Run for the Hills

I ran, sprinted really, but slowed to a jog as fingers began pointing in my direction. “I won’t be gone long,” I thought, “Just a few hours.” I focused on the silent distant hills. They seemed a sanctuary after months of sprawling cities, chaotic movement, and pointing fingers. I was the only American and the only female teacher at a summer English camp in Asia. Normally, I didn’t venture out without a translator, but today I needed solitude.

A few days before, I blacked out in my hotel bathroom. Presumably, this was from stress, but I’m sure the mixture of undercooked purple octopus legs and beer (that I drank out of necessity – there was no clean water) were partly to blame. The suction cups were especially chewy as I recall. The next thing I remember is coming to with my head perched precariously on the toilet rim. “Thank God I didn’t go in the bowl,” I thought. I still can’t stand the sight of octopus legs. Or beer, for that matter. 

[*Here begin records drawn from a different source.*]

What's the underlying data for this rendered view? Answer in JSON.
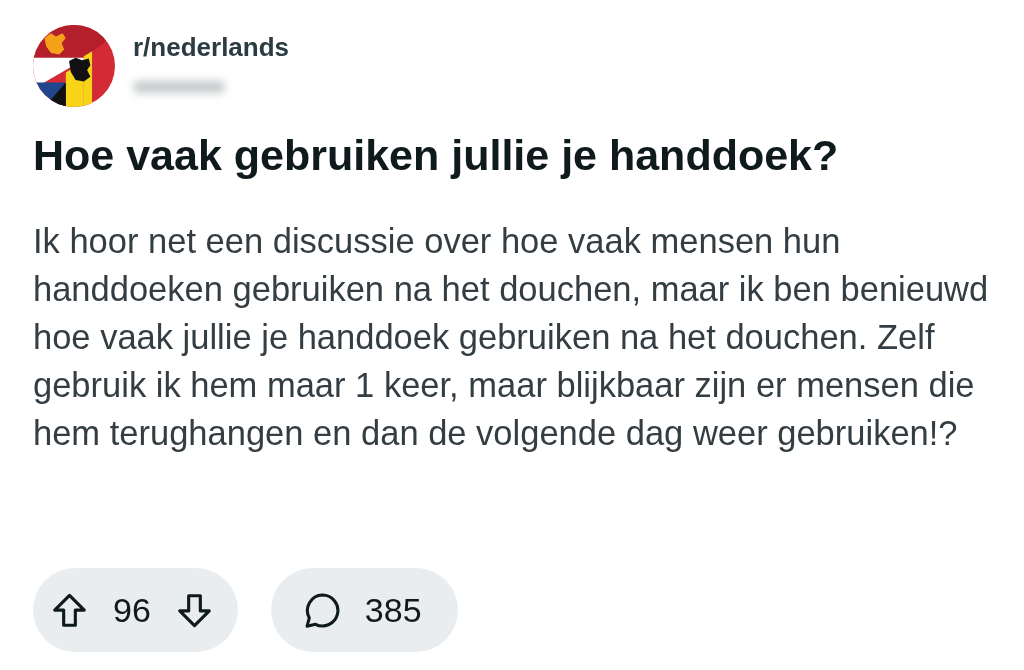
{
  "post": {
    "subreddit": "r/nederlands",
    "title": "Hoe vaak gebruiken jullie je handdoek?",
    "body": "Ik hoor net een discussie over hoe vaak mensen hun handdoeken gebruiken na het douchen, maar ik ben benieuwd hoe vaak jullie je handdoek gebruiken na het douchen. Zelf gebruik ik hem maar 1 keer, maar blijkbaar zijn er mensen die hem terughangen en dan de volgende dag weer gebruiken!?"
  },
  "actions": {
    "votes": "96",
    "comments": "385"
  }
}
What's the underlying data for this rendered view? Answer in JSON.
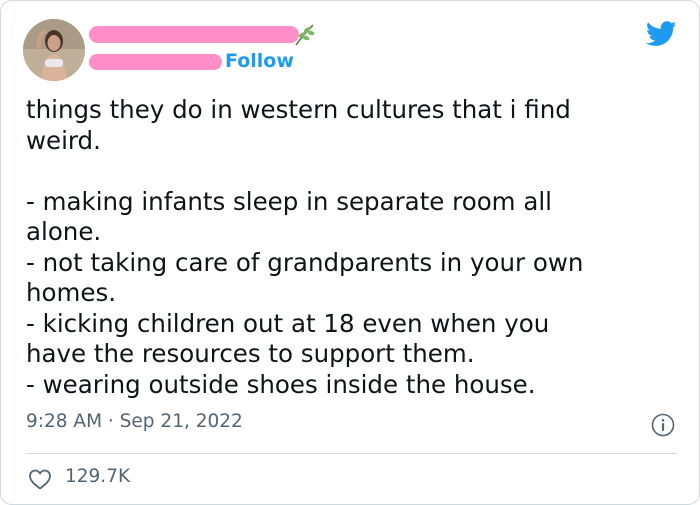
{
  "user": {
    "follow_label": "Follow"
  },
  "tweet": {
    "lines": [
      "things they do in western cultures that i find",
      "weird.",
      "",
      "- making infants sleep in separate room all",
      "alone.",
      "- not taking care of grandparents in your own",
      "homes.",
      "- kicking children out at 18 even when you",
      "have the resources to support them.",
      "- wearing outside shoes inside the house."
    ],
    "timestamp": "9:28 AM · Sep 21, 2022",
    "likes": "129.7K"
  },
  "colors": {
    "accent": "#1d9bf0",
    "redaction": "#ff8fc8",
    "muted_text": "#536471",
    "border": "#cfd9de"
  },
  "icons": {
    "brand": "twitter-bird-icon",
    "info": "info-icon",
    "like": "heart-icon"
  }
}
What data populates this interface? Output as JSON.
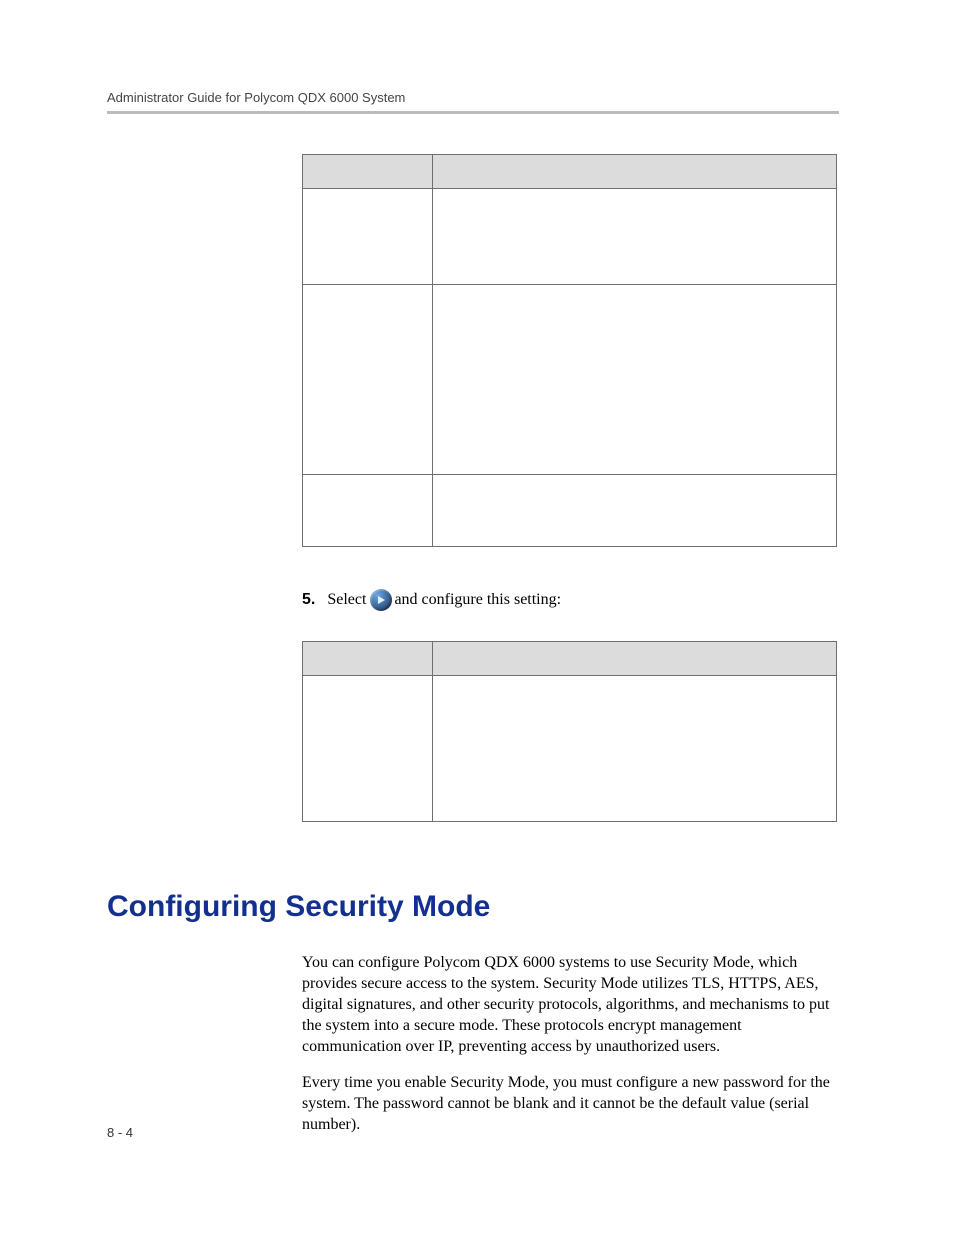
{
  "header": {
    "runningTitle": "Administrator Guide for Polycom QDX 6000 System"
  },
  "step": {
    "number": "5.",
    "before": "Select",
    "after": "and configure this setting:",
    "iconName": "next-arrow-icon"
  },
  "section": {
    "heading": "Configuring Security Mode",
    "para1": "You can configure Polycom QDX 6000 systems to use Security Mode, which provides secure access to the system. Security Mode utilizes TLS, HTTPS, AES, digital signatures, and other security protocols, algorithms, and mechanisms to put the system into a secure mode. These protocols encrypt management communication over IP, preventing access by unauthorized users.",
    "para2": "Every time you enable Security Mode, you must configure a new password for the system. The password cannot be blank and it cannot be the default value (serial number)."
  },
  "footer": {
    "pageNumber": "8 - 4"
  }
}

I reflected on this as the pavement turned to steps which led to a lone dirt trail into the hills. Such a trail promised privacy, a hallowed reprieve from the feeling of constant observation. But soon a red charactered sign stared at me from the bushes. I couldn’t read it, but its meaning was clear — NO TRESPASSING. Dire newspaper headlines scrolled through my mind. “Crazy American girl gets lost, dies of dehydration”; “Crazy American runner mauled by mountain lions on deserted hill” ; “Crazy American girl stumbles on mafia hideout after ignoring prominent NO TRESPASSING sign.” But my need for solitude overcame my bent for rule-keeping. I couldn’t turn back now. 

So I ran up, up, up toward the colorless smog filled sky. Trees thick with leaves whipped past, birds sang, and in the distance, the sea. Here the earth was free from her concrete shell, here she didn’t seem so different from home. “Home,” I thought. “Will I ever see home again?” If all went according to plan, of course I would. But at that thought, memories long suppressed began to surface.  

Memories of warm summer nights when young callused feet scaled an ancient pear tree to glimpse a shimmering sunset. Memories of my horse bolting through the trees, of pulling her head around to follow my father’s whistle home for supper. Of my mother’s homemade bread, fresh from the oven, waiting on the counter to be devoured. Of a porch and a fireplace full of laughter, discussion, and safety. Safety. How I missed it. 

I stopped running. Through those brief memories on a deserted trail, I glimpsed a hard reality; life, home, safety were all gifts vulnerable to destruction. One national decision, one personal choice and I could be separated from them for the rest of my life. The home, the people I held dearest were undeniably vulnerable. I was vulnerable. And this was a vulnerability that no empowerment could shatter, no running could escape, and no intellectual thought could overcome. My life would end eventually. And I had no control over the loss I would experience between now and then.  

I started running again, hounded by this realization. Soon the trail widened and then ended abruptly as I rounded a corner. Before me rose a massive ornate gate with golden characters on it. The courtyard looked deserted. “Shouldn’t there be a guard?” I thought. I walked through the gate past an enormous concrete fountain with concrete pools that were completely dry. I barely noticed them, though, as I stared at the scene in front of me. Rows on rows of square concrete blocks rose up the hillside, and to my right, I heard loud voices and clanging shovels. Then I saw it: fresh dirt. I had stumbled into a graveyard.   

Vulnerability, it seems, is a universal condition.